■ **Task requirements**
Skip the pictures and give back the rest of the listing exactly.

■ **Information shown**

==============================

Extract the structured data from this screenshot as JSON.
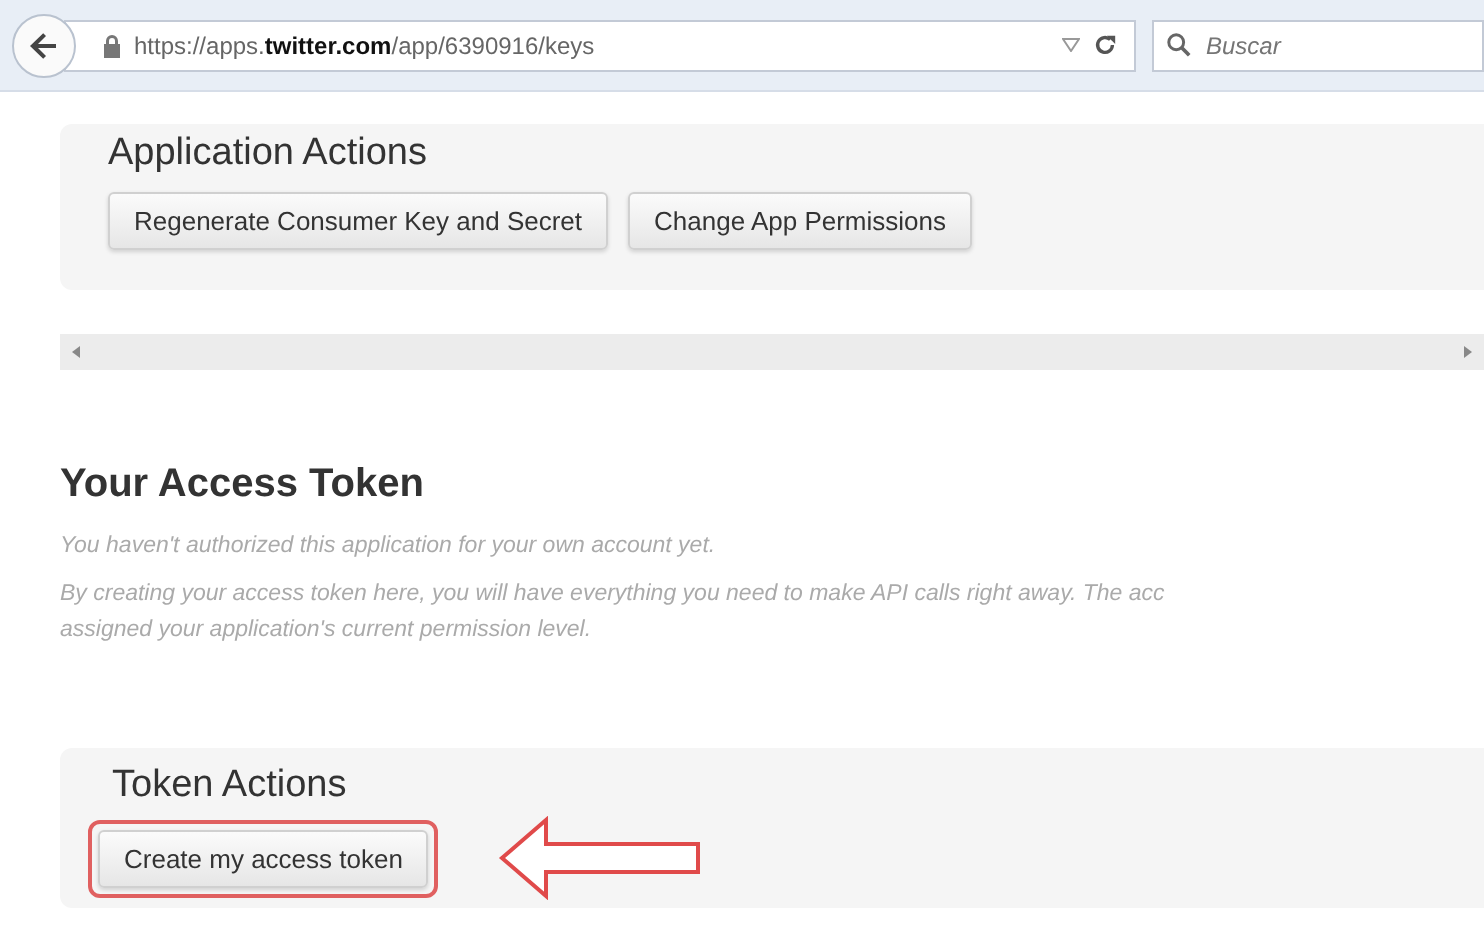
{
  "browser": {
    "url": "https://apps.**twitter.com**/app/6390916/keys",
    "search": {
      "placeholder": "Buscar"
    }
  },
  "application_actions": {
    "title": "Application Actions",
    "buttons": [
      "Regenerate Consumer Key and Secret",
      "Change App Permissions"
    ]
  },
  "access_token": {
    "title": "Your Access Token",
    "notes": [
      "You haven't authorized this application for your own account yet.",
      "By creating your access token here, you will have everything you need to make API calls right away. The acc\nassigned your application's current permission level."
    ]
  },
  "token_actions": {
    "title": "Token Actions",
    "buttons": [
      {
        "label": "Create my access token",
        "highlighted": true
      }
    ]
  }
}
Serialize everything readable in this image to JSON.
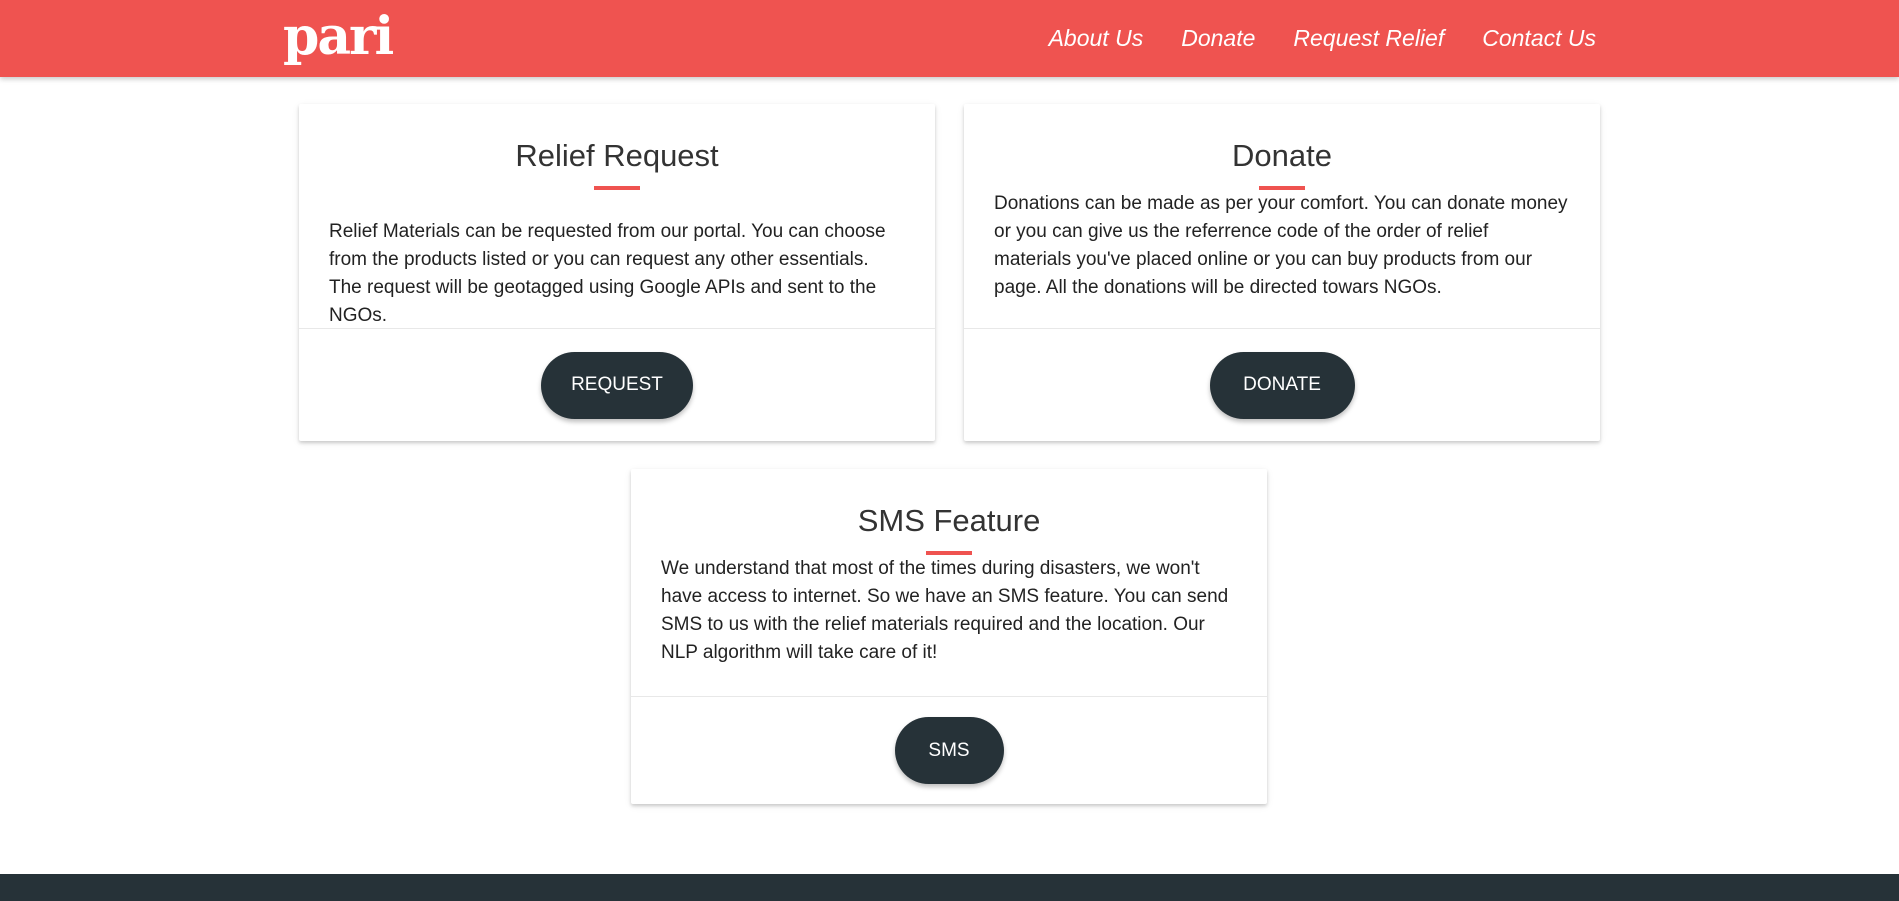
{
  "brand": {
    "logo_text": "pari"
  },
  "nav": {
    "items": [
      {
        "label": "About Us"
      },
      {
        "label": "Donate"
      },
      {
        "label": "Request Relief"
      },
      {
        "label": "Contact Us"
      }
    ]
  },
  "cards": {
    "relief": {
      "title": "Relief Request",
      "text": "Relief Materials can be requested from our portal. You can choose from the products listed or you can request any other essentials. The request will be geotagged using Google APIs and sent to the NGOs.",
      "button": "REQUEST"
    },
    "donate": {
      "title": "Donate",
      "text": "Donations can be made as per your comfort. You can donate money or you can give us the referrence code of the order of relief materials you've placed online or you can buy products from our page. All the donations will be directed towars NGOs.",
      "button": "DONATE"
    },
    "sms": {
      "title": "SMS Feature",
      "text": "We understand that most of the times during disasters, we won't have access to internet. So we have an SMS feature. You can send SMS to us with the relief materials required and the location. Our NLP algorithm will take care of it!",
      "button": "SMS"
    }
  },
  "colors": {
    "primary": "#ef5350",
    "dark": "#263238",
    "white": "#ffffff"
  }
}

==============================

■ **Response to this task**
Extract the structured data from this screenshot as JSON.
{
  "browser": {
    "url": "https://apps.**twitter.com**/app/6390916/keys",
    "search": {
      "placeholder": "Buscar"
    }
  },
  "application_actions": {
    "title": "Application Actions",
    "buttons": [
      "Regenerate Consumer Key and Secret",
      "Change App Permissions"
    ]
  },
  "access_token": {
    "title": "Your Access Token",
    "notes": [
      "You haven't authorized this application for your own account yet.",
      "By creating your access token here, you will have everything you need to make API calls right away. The acc\nassigned your application's current permission level."
    ]
  },
  "token_actions": {
    "title": "Token Actions",
    "buttons": [
      {
        "label": "Create my access token",
        "highlighted": true
      }
    ]
  }
}
Serialize everything readable in this image to JSON.
{
  "brand": {
    "logo_text": "pari"
  },
  "nav": {
    "items": [
      {
        "label": "About Us"
      },
      {
        "label": "Donate"
      },
      {
        "label": "Request Relief"
      },
      {
        "label": "Contact Us"
      }
    ]
  },
  "cards": {
    "relief": {
      "title": "Relief Request",
      "text": "Relief Materials can be requested from our portal. You can choose from the products listed or you can request any other essentials. The request will be geotagged using Google APIs and sent to the NGOs.",
      "button": "REQUEST"
    },
    "donate": {
      "title": "Donate",
      "text": "Donations can be made as per your comfort. You can donate money or you can give us the referrence code of the order of relief materials you've placed online or you can buy products from our page. All the donations will be directed towars NGOs.",
      "button": "DONATE"
    },
    "sms": {
      "title": "SMS Feature",
      "text": "We understand that most of the times during disasters, we won't have access to internet. So we have an SMS feature. You can send SMS to us with the relief materials required and the location. Our NLP algorithm will take care of it!",
      "button": "SMS"
    }
  },
  "colors": {
    "primary": "#ef5350",
    "dark": "#263238",
    "white": "#ffffff"
  }
}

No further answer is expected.